A Lowcountry native, it was her first visit to the Lowcountry Oyster Festival since age 11, and the very first festival shared with her boyfriend. “We both love oysters. The CHG buffet food was awesome. We especially loved the shrimp and grits from TOAST, the shrimp from Cove Oyster Bar & Grille, and the chicken and sweet potato waffles from Eli’s Table,” says Gordon.
Gordon and her family of 3 children and 3 grandchildren returned to Charleston in 2013 because she loves the festivals, food and people here. “I wanted the kids to grow up in Charleston. We plan on returning to the Lowcountry Oyster Festival next year.”
February 13, 2018 § Leave a comment
The shells from this huge event do much good for South Carolina’s environment, thanks to the hard work of the Coastal Conservation Society of South Carolina. That’s one of the reasons Charleston Hospitality Group loves to participate as a sponsor every year for the popular Lowcountry Oyster Roast. From The State:
Charleston, SC – Heralded as one of the top 20 events in the Southeast as well as the world’s largest oyster roast, the annual Lowcountry Oyster Festival at Boone Hall Plantation in Mt. Pleasant is a celebration of all things oysters. Nearly 80,000 pounds of the bivalves are steamed or roasted in one day for the large crowds of people gathered to consume them. Since 2008, Coastal Conservation Association South Carolina (CCA SC) has organized a group of volunteers to collect and recycle the empty shells for the building of new oyster reefs in the estuaries of the Palmetto State.
“This has been an amazing effort to be a part of,” said Gary Keisler, CCA SC Topwater Action Campaign chairman and organizer of the volunteers. “Looking back on where we started from, to see all the volunteers we now have participating is simply inspiring. Even the attendees now participate in the process and the level of cooperation between the Restaurant Association, CCA SC, and the SCDNR has grown so much that we now expect to recycle as close to 100 percent of the shells as we can get.”
When the group first began working with the Charleston Restaurant Association staff and the South Carolina Department of Natural Resources, the effort seemed daunting. Started in 2008 with an intrepid group of a half dozen volunteers, the effort has grown to 155 shell collectors in 2017 as well as 70 volunteers from the Culinary Institute at Trident Tech in Charleston and students from MUSC helping for the first time in 2018. Now, a large percentage of the task of the day focuses on educating event attendees on what they, the “oyster recovery team” volunteers, are doing and why.
“We were totally filthy at the end of the day those first few years,” said Keisler. “Between picking up shells left on the ground and shifting through the shells to remove the trash, it was dirty work. Now, people see the benefit of why we are doing it and help us out a lot more.
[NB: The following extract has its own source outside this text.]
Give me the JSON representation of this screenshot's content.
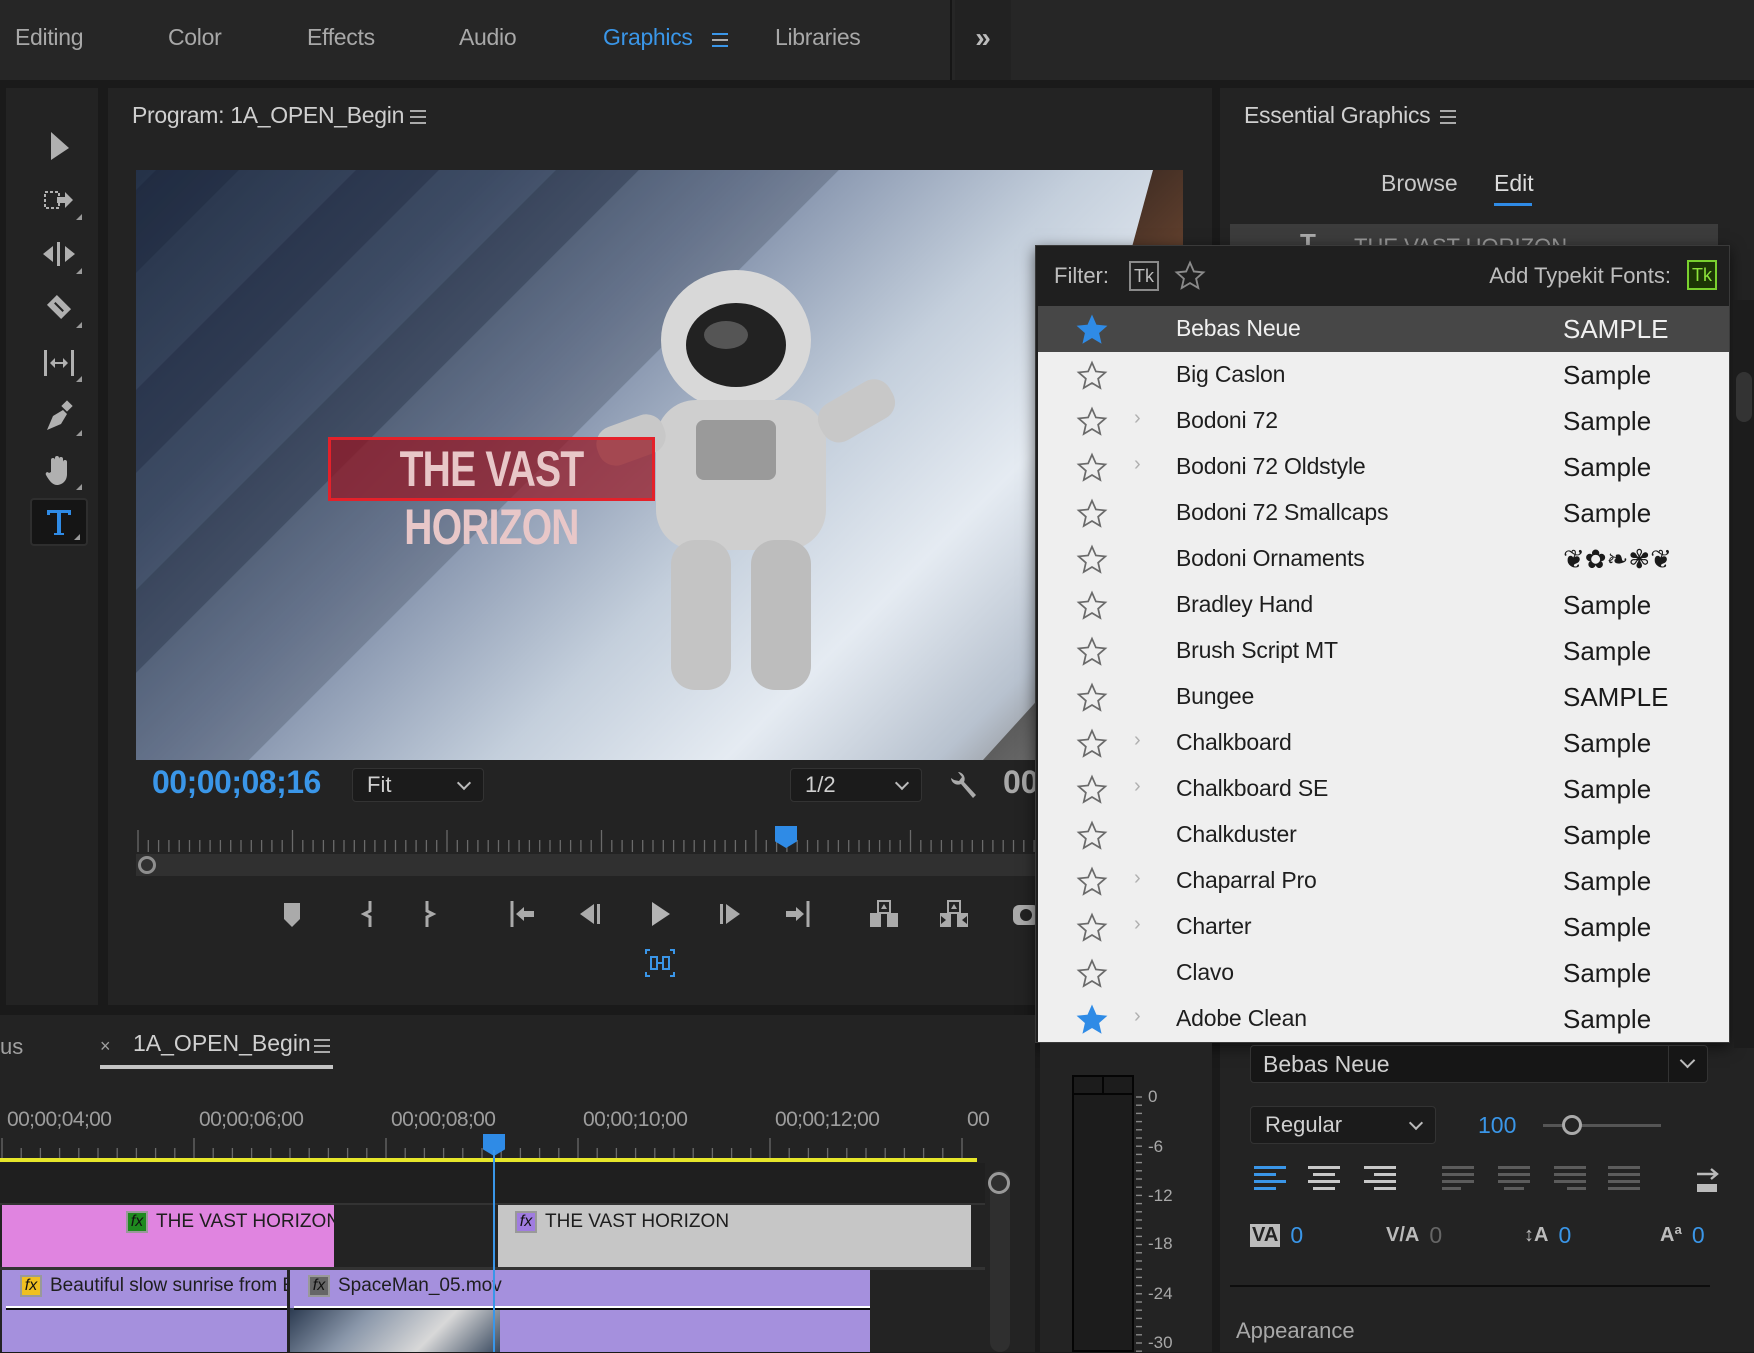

We simply see it as a celebration with a purpose.”
Over the 10 years that CCA SC has been participating, more than half a million pounds of shells, about 10,755 bushels, have been collected at this one event. In that same time frame, CCA SC has invested more than $80,000 in equipment and donated it to SCDNR to establish and maintain a fleet of tools and vehicles specifically for oyster recycling and deployment. The recreational angling group truly recognizes oyster recycling and oyster reef restoration as a cornerstone of its expanding list of habitat work to benefit both South Carolina’s marine resources as well as Palmetto State anglers.
“This event is really a fantastic opportunity for us to acquire a lot of reef material in one location on one day,” said Scott Whitaker, CCA SC executive director. “And it all gets put right back into our creeks and tidal marshes to facilitate the growth of new oyster reefs which in turn contributes to cleaner water, creates juvenile fish habitat, and provides erosion control. It really is a wonderful conservation story and a tradition we think goes hand-in-hand with cool, crisp, lowcountry weather and steaming hot oysters.”